Keep banned items from entering the country.
At first glance, a Criminalist sounds like a professional criminal — a miscreant so masterful that they’ve earned a special suffix at the end of their “criminal” title. Really, though, the exact opposite is true: Criminalists don’t commit crimes. They solve them by collecting, preserving, and interpreting evidence at crime scenes.
Essentially, “Criminalist” is a synonym for Forensic Scientist. As a Criminalist, therefore, you’re one of those Crime Scene Investigators on TV crime dramas. Unlike your television counterparts, however, you don’t unravel a crime during a 60-second scene between commercial breaks. Instead, you go through a detailed, painstaking process that can take hours, days, or even weeks of analysis.
Still, the gist is the same: Like the Forensic Technicians on “CSI,” “Law & Order,” and “Dexter,” you’re on call 24/7. Whether it’s murder, theft, kidnapping, arson, or assault, when a crime occurs, you visit the place where it happened in order to collect physical evidence that proves what happened there.

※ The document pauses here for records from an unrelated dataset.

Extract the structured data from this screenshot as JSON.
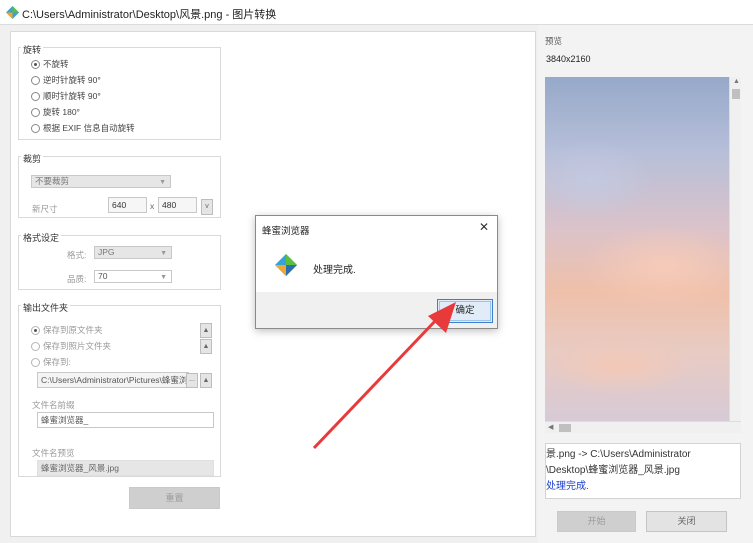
{
  "window": {
    "title": "C:\\Users\\Administrator\\Desktop\\风景.png - 图片转换"
  },
  "rotation": {
    "title": "旋转",
    "options": [
      "不旋转",
      "逆时针旋转 90°",
      "顺时针旋转 90°",
      "旋转 180°",
      "根据 EXIF 信息自动旋转"
    ],
    "selected_index": 0
  },
  "crop": {
    "title": "裁剪",
    "mode_value": "不要裁剪",
    "size_label": "新尺寸",
    "width_value": "640",
    "times": "x",
    "height_value": "480",
    "chevron": "v"
  },
  "format": {
    "title": "格式设定",
    "format_label": "格式:",
    "format_value": "JPG",
    "quality_label": "品质:",
    "quality_value": "70"
  },
  "output": {
    "title": "输出文件夹",
    "options": [
      "保存到原文件夹",
      "保存到照片文件夹",
      "保存到:"
    ],
    "selected_index": 0,
    "path_value": "C:\\Users\\Administrator\\Pictures\\蜂蜜浏",
    "browse_label": "...",
    "prefix_label": "文件名前缀",
    "prefix_value": "蜂蜜浏览器_",
    "filename_preview_label": "文件名预览",
    "filename_preview_value": "蜂蜜浏览器_风景.jpg",
    "reset_button": "重置"
  },
  "preview": {
    "title": "预览",
    "dimensions": "3840x2160"
  },
  "log": {
    "lines": [
      "景.png -> C:\\Users\\Administrator",
      "\\Desktop\\蜂蜜浏览器_风景.jpg"
    ],
    "status": "处理完成."
  },
  "actions": {
    "start_button": "开始",
    "close_button": "关闭"
  },
  "dialog": {
    "title": "蜂蜜浏览器",
    "message": "处理完成.",
    "ok_button": "确定",
    "close_glyph": "✕"
  },
  "colors": {
    "annotation_arrow": "#e83a3a",
    "log_status": "#1a3fd0",
    "ok_button_border": "#3c7fd0"
  }
}
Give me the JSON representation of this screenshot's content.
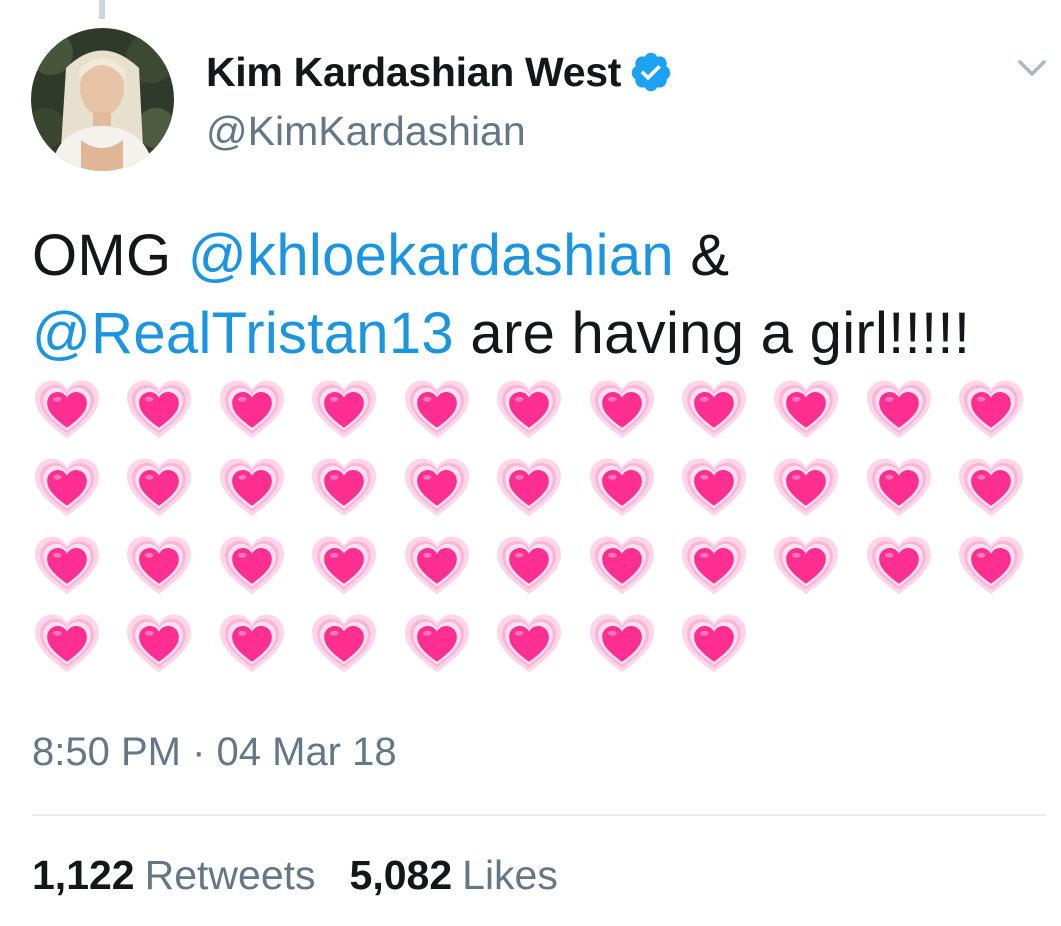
{
  "tweet": {
    "author": {
      "display_name": "Kim Kardashian West",
      "handle": "@KimKardashian",
      "verified": true
    },
    "text": {
      "prefix": "OMG ",
      "mention_1": "@khloekardashian",
      "connector": " & ",
      "mention_2": "@RealTristan13",
      "middle": " are having a girl!!!!! ",
      "emoji": "growing-heart",
      "emoji_count": 41
    },
    "timestamp": "8:50 PM · 04 Mar 18",
    "stats": {
      "retweets_count": "1,122",
      "retweets_label": "Retweets",
      "likes_count": "5,082",
      "likes_label": "Likes"
    }
  },
  "icons": {
    "verified": "verified-badge-icon",
    "menu": "chevron-down-icon",
    "heart": "growing-heart-icon"
  },
  "colors": {
    "link": "#1b95e0",
    "secondary_text": "#657786",
    "primary_text": "#14171a",
    "verified": "#1da1f2",
    "heart_core": "#ff2f92",
    "divider": "#e6ecf0"
  }
}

Typically, you have an area of expertise. Some Criminalists, for example, specialize in trace evidence, such as hairs and fibers or paints and polymers. Others, meanwhile, specialize in fire debris analysis, molecular biology, or drug chemistry. Regardless, the process is similar. First, you collect, photograph, and document evidence. Second, you examine it in a laboratory to determine what it is and what it says about the crime. Next, you prepare a report that communicates your findings. Finally, you testify to your findings in court when someone’s charged for the crime.